Our paths had intersected a couple of times before on the tourney circuit, and I always enjoyed talking with him as someone very knowledgeable both about the world of poker today as well as the history of the game. I am also a big fan of May’s podcast, The Poker Show, which is always entertaining and informative.
I decided to include Shut Up and Deal on the syllabus in my “Poker and American Film and Culture” class -- part of the literature unit -- and we read and discussed the book over the last few classes. I thought this would be a good time to speak with May, especially about Shut Up and Deal since my students and I were in the middle of discussing it.
May and I talked about a number of topics, but mostly concentrated on his novel as well as his involvement with the early years of the historically-important U.K. poker show “Late Night Poker.” Today on Betfair I posted the first part of our interview, focusing mainly on Shut Up and Deal, and next week I’ll be sharing his memories of “Late Night Poker.”

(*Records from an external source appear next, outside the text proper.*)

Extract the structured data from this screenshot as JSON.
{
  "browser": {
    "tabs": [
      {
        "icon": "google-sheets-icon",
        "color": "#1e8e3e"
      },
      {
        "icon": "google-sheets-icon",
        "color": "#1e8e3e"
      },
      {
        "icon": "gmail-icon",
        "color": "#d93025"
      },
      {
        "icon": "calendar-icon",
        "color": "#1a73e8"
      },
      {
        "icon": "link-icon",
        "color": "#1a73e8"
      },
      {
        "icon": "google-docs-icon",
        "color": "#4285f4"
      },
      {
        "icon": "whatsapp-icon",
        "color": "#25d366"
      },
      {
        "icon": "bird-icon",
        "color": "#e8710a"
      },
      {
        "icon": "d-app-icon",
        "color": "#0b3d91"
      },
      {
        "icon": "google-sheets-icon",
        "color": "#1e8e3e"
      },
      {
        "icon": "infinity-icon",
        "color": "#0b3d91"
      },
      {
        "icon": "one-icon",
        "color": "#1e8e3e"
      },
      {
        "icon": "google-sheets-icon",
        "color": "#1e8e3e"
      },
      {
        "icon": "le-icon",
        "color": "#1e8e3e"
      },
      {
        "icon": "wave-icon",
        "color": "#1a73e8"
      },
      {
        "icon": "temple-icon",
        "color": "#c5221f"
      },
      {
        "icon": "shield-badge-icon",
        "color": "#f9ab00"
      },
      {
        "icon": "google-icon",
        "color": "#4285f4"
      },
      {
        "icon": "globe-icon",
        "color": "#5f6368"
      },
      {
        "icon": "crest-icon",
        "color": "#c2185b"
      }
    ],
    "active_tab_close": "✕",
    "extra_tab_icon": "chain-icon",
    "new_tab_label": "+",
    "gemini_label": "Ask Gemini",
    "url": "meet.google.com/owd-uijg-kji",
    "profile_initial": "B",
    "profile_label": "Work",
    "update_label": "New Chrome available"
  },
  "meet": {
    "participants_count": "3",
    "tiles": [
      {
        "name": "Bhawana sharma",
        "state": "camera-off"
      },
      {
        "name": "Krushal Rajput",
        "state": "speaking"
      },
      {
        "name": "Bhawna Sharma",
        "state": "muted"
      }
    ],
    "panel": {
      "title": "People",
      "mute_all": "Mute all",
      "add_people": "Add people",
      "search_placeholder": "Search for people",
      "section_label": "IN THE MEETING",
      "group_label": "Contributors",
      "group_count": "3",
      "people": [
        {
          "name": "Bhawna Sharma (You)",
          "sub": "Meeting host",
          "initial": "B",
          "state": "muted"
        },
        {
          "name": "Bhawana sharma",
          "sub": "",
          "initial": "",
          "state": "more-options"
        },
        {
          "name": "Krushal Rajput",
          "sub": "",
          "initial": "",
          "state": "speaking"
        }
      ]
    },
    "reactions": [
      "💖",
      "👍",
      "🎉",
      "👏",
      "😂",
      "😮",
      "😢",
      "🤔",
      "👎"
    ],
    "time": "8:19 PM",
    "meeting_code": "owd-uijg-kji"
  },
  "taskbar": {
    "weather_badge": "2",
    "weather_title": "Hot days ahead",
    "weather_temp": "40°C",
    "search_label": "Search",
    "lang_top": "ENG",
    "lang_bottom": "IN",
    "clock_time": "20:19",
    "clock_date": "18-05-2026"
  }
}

Many times when I interview someone there will be material that doesn’t make it into the final product -- “outtakes” that might be interesting but have to be cut out, usually as part of the effort to keep the interview a reasonable length. I thought I’d pass along one such item from the first part of my interview with May, something that I didn’t include over on Betfair but which I thought for a couple of reasons would be appropriate to share here.
One reason is that it relates to Al Alvarez’s The Biggest Game in Town, a book to which I not long ago devoted a series of posts. The other is it has to do with how difficult it can be sometimes to tell the difference between truth and fiction, a topic which somehow seems appropriate to write about on April Fool’s Day.
We’d gotten to the part of the conversation where I mention some of the themes I see present in Shut Up and Deal. One such theme is this struggle between “reality” and “romance” that occurs in the book -- how some characters seem to view poker “realistically” while others have a more “romantic” idea of the game. And a couple of characters seem to be going back and forth between the two points of view, including Mickey, the narrator and central protagonist.
Anyhow, when I mentioned that theme I noted how it also comes up a lot in The Biggest Game in Town. (In fact, one of my posts a few weeks ago about the book -- titled “Reality and Romance” -- focused squarely on that very topic.) I said something to May about how Alvarez's book addresses this same struggle in poker to be “realistic,” and May had what I thought was a very interesting response.
“Listen, I love The Biggest Game in Town... it’s one of my favorite books,” said May. “But it’s a funny thing... [Alvarez] went out to Vegas and sat around and met Benny Binion and Moss and Amarillo Slim and Puggy and basically whatever they told him, he just accepted as gospel as [though] that’s the way it happened... [when in fact a lot of it] is about as far from the truth as possible!”
May noted how he’d researched a lot of the stories told in the book, coming to find that many aren’t quite as “realistic” -- and are more embellished or “romanticized” -- than we might realize.
“The amazing thing about those guys is that they basically [all] got their stories straight.... They knew that the reality was not for mass consumption. And [so] these stories were created and repeated with enough detail and by enough of them that they just became accepted as the truth. And maybe some of them even believe now that that’s what actually happened, but it’s not.”
May added that he’d talked with Alvarez about this a couple of times, and his response was that it was “incredible” how all of those whom he interviewed could have agreed upon all of the details of some of the stories, “especially stuff about Johnny Moss and Nick ‘the Greek.’” Indeed, I knew already that Alvarez’s account of that big heads-up match between Moss and Dandalos at Binion’s that took place somewhere around 1951 includes details many have since disputed, and that a great deal regarding that event is highly uncertain.
“Those guys know that to survive they have to be aware of their own reality,” added May, “but they certainly are not going to tell anybody about it!”
I told May how interesting it was to consider how Alvarez’s book talks so much about being “realistic” -- with quotes from several players furthering the exploration of that topic -- yet the book itself perhaps reports things as true that are in fact embellished or at least “romanticized” somewhat.
Like I say, I thought that was an interesting enough item to share here. Especially on a day devoted to trying to fool each other into second-guessing what’s “real” and what’s not.
Have a good weekend, all. And -- today, particularly -- don’t believe everything you read!